Calvin gets a lot of stick for approving of the death of Michael Servetus.
But, as usual, these things are not straight forward. Calvin lived in a different era, and even within that period, his compassion shines in the darkness.
Derek Thomas, in John Calvin: A Heart for Devotion, Doctrine, Doxology, offers an alternative perspective on the "Cruel Calvin Caricature. . .
To some, including John Knox of Scotland, the city (Calvin's Geneva)* was the closest thing to heaven they had seen. For others, such as Michael Servetus, whose execution in 1553 (and Calvin's approval of it) is re-told with untiring frequency, found Geneva stifling. But Servetus was found guilty of heresy (anti-Trinitarianism) and of being a disturber of the peace (he had been warned not to enter Geneva), and would have fared equally badly in a Catholic city had he been caught in one.

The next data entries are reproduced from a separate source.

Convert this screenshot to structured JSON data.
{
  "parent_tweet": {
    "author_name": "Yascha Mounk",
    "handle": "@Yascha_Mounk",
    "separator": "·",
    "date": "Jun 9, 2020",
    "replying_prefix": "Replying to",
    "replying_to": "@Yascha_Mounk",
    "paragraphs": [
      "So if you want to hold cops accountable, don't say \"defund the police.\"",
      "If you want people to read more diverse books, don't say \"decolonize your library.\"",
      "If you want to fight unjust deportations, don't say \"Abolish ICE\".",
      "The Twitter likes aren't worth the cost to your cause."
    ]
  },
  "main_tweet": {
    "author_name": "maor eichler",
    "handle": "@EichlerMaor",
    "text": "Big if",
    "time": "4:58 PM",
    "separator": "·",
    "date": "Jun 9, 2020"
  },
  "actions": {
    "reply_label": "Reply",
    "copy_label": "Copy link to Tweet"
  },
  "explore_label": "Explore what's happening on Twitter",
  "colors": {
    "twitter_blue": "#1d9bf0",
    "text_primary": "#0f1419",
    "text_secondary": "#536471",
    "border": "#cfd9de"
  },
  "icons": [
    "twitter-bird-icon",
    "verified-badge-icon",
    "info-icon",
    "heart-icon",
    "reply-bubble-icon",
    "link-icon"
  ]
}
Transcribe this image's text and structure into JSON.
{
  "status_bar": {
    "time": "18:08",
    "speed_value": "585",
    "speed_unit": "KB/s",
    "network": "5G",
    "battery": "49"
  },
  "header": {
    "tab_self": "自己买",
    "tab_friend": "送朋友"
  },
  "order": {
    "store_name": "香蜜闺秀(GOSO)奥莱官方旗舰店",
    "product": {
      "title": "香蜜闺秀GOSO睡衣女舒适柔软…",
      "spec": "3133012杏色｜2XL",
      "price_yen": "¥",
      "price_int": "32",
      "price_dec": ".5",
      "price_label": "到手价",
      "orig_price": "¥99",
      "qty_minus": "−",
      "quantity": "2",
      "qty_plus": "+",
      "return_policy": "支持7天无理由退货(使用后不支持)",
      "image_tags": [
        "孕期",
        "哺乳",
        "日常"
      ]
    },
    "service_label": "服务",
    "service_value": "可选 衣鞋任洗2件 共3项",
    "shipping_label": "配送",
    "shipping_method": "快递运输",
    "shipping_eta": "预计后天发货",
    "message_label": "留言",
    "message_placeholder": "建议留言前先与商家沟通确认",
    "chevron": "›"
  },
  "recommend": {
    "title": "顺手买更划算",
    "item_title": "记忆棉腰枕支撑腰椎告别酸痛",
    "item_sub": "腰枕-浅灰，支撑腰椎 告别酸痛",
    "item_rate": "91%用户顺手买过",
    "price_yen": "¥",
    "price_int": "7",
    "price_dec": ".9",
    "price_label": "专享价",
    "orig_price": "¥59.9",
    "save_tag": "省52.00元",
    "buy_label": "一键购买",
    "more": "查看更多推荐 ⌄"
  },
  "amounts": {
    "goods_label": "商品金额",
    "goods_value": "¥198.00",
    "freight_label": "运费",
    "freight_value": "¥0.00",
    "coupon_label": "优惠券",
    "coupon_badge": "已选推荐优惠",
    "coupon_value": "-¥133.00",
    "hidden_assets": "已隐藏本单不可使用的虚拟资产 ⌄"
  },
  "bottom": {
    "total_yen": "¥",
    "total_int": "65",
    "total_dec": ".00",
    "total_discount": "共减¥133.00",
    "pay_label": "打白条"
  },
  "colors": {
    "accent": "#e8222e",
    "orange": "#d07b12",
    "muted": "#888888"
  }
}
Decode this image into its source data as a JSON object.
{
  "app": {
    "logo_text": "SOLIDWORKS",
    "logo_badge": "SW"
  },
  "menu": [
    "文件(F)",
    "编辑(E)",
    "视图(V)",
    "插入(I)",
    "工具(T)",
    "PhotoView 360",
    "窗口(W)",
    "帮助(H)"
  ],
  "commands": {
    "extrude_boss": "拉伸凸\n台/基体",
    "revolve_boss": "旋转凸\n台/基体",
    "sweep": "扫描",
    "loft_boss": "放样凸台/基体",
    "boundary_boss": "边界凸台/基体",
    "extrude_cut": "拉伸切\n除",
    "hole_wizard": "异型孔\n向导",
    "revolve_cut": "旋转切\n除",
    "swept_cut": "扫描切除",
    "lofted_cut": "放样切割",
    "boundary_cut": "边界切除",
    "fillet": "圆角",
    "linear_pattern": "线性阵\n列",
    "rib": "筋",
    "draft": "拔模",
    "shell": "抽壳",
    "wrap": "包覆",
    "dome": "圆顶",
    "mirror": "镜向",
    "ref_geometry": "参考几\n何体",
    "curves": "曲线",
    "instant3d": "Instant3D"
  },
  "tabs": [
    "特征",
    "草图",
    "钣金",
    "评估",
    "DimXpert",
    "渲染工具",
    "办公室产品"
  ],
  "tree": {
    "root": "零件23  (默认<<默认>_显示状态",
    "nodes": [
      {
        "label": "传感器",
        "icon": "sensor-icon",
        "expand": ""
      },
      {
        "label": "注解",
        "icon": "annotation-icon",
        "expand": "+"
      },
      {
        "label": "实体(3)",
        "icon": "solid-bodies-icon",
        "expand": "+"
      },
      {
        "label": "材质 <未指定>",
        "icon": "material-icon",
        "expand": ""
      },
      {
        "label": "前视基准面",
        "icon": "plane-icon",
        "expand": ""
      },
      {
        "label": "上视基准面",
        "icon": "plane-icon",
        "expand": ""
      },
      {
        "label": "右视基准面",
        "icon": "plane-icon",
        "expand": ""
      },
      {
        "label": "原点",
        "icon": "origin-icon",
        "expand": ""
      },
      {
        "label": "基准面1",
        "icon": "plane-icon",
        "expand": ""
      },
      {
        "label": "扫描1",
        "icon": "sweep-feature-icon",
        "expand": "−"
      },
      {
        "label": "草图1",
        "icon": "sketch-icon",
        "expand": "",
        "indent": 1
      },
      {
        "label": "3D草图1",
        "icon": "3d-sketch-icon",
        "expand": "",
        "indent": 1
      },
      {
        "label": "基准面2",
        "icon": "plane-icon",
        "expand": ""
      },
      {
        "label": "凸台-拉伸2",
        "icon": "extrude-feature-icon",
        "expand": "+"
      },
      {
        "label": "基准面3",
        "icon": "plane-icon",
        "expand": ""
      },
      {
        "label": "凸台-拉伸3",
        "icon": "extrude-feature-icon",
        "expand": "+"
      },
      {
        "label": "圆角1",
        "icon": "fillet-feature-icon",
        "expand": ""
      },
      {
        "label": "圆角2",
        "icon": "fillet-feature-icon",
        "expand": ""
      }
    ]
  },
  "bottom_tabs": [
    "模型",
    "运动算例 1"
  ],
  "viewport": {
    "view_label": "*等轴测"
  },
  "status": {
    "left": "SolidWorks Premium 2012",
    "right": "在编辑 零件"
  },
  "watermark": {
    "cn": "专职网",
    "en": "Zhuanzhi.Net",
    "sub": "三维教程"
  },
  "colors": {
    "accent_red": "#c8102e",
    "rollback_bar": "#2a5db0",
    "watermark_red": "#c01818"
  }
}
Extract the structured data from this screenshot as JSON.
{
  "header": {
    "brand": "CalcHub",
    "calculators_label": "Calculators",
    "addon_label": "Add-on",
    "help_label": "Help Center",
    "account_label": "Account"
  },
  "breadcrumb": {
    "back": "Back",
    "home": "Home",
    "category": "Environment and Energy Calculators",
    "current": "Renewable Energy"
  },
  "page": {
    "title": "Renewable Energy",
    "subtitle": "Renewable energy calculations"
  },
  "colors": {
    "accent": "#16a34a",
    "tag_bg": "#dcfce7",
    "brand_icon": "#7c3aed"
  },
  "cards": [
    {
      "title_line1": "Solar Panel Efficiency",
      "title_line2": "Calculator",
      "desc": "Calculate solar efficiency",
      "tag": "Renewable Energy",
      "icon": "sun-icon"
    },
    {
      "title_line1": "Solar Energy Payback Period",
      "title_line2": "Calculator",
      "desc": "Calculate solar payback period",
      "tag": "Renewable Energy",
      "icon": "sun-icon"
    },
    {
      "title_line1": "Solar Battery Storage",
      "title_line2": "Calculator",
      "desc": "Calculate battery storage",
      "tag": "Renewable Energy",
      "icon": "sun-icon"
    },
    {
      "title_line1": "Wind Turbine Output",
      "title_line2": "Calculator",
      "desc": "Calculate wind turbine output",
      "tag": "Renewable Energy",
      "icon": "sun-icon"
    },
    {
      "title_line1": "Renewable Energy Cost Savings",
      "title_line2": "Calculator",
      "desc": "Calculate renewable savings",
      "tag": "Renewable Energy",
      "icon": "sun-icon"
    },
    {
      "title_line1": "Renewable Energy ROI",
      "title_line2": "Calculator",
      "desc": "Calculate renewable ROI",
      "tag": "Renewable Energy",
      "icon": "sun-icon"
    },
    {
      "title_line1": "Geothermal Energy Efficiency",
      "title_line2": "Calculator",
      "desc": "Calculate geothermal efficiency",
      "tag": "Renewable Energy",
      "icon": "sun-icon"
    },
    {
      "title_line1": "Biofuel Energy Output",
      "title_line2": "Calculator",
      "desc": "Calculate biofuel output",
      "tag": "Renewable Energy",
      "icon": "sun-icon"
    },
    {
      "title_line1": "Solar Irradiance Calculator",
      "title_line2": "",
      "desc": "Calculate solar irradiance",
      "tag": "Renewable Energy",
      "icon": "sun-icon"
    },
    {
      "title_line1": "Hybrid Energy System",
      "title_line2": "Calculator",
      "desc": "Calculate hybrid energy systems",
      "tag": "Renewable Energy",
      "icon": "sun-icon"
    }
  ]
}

His execution is not an example of intolerant Calvinism, but of a layer of sixteenth-century civil jurisprudence in central Europe, where various lifestyles were considered untenable and punishable by law in a way that humanist societies of our own day would react to with apoplexy. He had been found guilty by a civil court of twenty-five men, and Calvin himself spent hours with Servetus, urging him to repent in order to avoid the inevitable sentence. Calvin's request for a less-painful execution (Servetus was burned) was refused. Arguably gentler Reformers, including Martin Bucer and Philip Melanchthon, fully approved of his death.
*Parenthesis added by blogger for clarity